Volume 3, 2013
Editor in Chief:
Laura Harrison is a fourth year Ph.D. student in Anthropology at the University at Buffalo. She earned her B.A. in Anthropology and Art History from Ithaca College in 2007, and then pursued work in the museum field, with positions at the New York State Museum and the Smithsonian Institution. Laura’s fieldwork experience spans multiple geographical regions and time periods; from Neolithic and Chalcolithic Çatalhöyük, Turkey to Late Woodland Levanna, New York. Since enrolling in the Ph.D. program at the University at Buffalo, her primary research has focused on the development of social and political complexity in the Bronze Age Aegean. She continues to cultivate her interest in museum studies via projects on cultural heritage and law, collections management, public outreach, and digital media in museums.

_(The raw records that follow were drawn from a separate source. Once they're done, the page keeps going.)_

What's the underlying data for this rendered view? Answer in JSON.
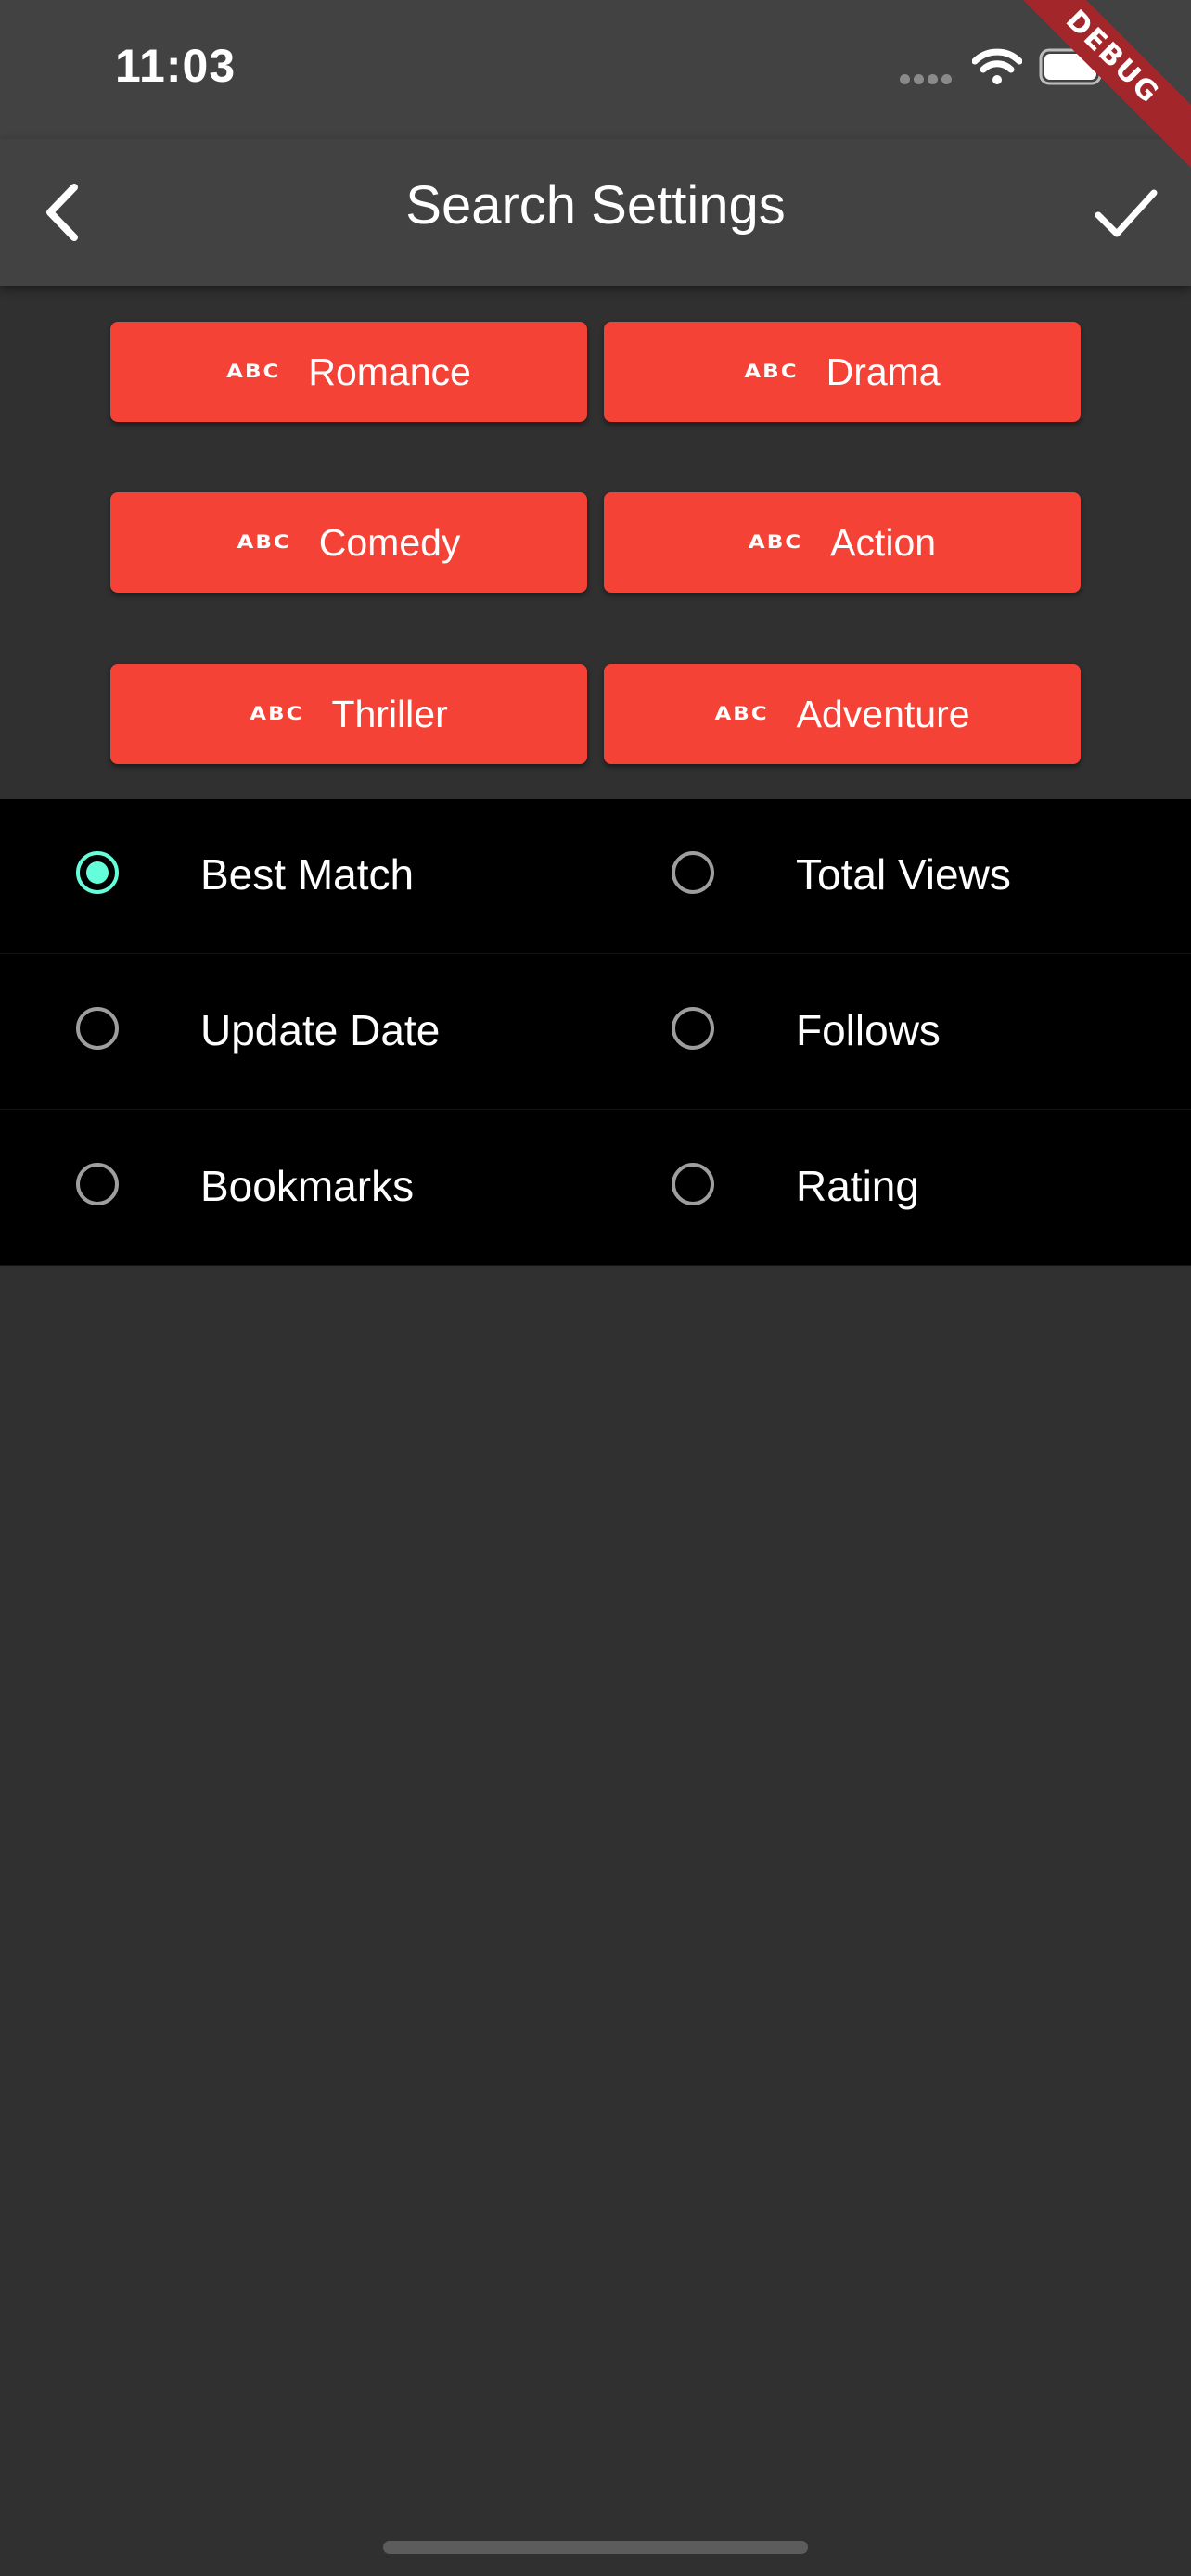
{
  "status_bar": {
    "time": "11:03"
  },
  "debug_banner": "DEBUG",
  "app_bar": {
    "title": "Search Settings"
  },
  "genres": [
    {
      "label": "Romance",
      "icon": "abc-icon",
      "icon_text": "ABC"
    },
    {
      "label": "Drama",
      "icon": "abc-icon",
      "icon_text": "ABC"
    },
    {
      "label": "Comedy",
      "icon": "abc-icon",
      "icon_text": "ABC"
    },
    {
      "label": "Action",
      "icon": "abc-icon",
      "icon_text": "ABC"
    },
    {
      "label": "Thriller",
      "icon": "abc-icon",
      "icon_text": "ABC"
    },
    {
      "label": "Adventure",
      "icon": "abc-icon",
      "icon_text": "ABC"
    }
  ],
  "sort_options": [
    {
      "label": "Best Match",
      "selected": true
    },
    {
      "label": "Total Views",
      "selected": false
    },
    {
      "label": "Update Date",
      "selected": false
    },
    {
      "label": "Follows",
      "selected": false
    },
    {
      "label": "Bookmarks",
      "selected": false
    },
    {
      "label": "Rating",
      "selected": false
    }
  ],
  "colors": {
    "app_bar": "#424242",
    "background": "#303030",
    "chip": "#f44336",
    "radio_selected": "#64ffda",
    "radio_unselected": "#9e9e9e",
    "debug_banner": "#a3262a"
  }
}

Aaron Chapnick is a fourth year Ph.D. student in the Department of Classics at the University at Buffalo. Aaron earned his BA from Florida State University and his MA from the University at Buffalo, both in Classical Archaeology. His research focuses on Roman urban archaeology, primarily that of central Italy. He has participated in multiple research projects within Italy and Greece and most currently served as a member of the topography staff of the Gabii Project.
Aaron’s dissertation research will focus on the transformation of Italian cities from the height of the Empire into Late Antiquity, utilizing his background in topography and GIS to frame his study.
Brian Devine is a second year M.A. student in Art History at the University at Buffalo. He earned his B.A. in History from the University at Buffalo in 2010. He has participated in fieldwork in Greece for the past four years. Brian's primary focus is on the domestic architecture in Minoan Crete as well as Minoan art and stone vases.
Brian's thesis research centers around the political landscape of the Peisistratids in 6th c. Athens and the shift in art that occurs after their expulsion.
Darren Poltorak is a fifth year Ph.D. student in Anthropology at the University at Buffalo. He earned his B.A. in Anthropology and Classical Archaeology from the University of Michigan in 2007. He has participated in fieldwork in Michigan, Northern Ireland, Austria, Hungargy, and Romania. During his time in the Ph.D. program at the University at Buffalo, Darren’s primary research has been on identity in regions of shifting political control, focusing on Dacia post-Roman conquest
In addition to being an editor on Chronika, Darren currently is project director of the Cumidava Archaeological Research Project (CARP) in Rasnov, Romania, preparing dissertation research and running a field school for aspiring archaeologist.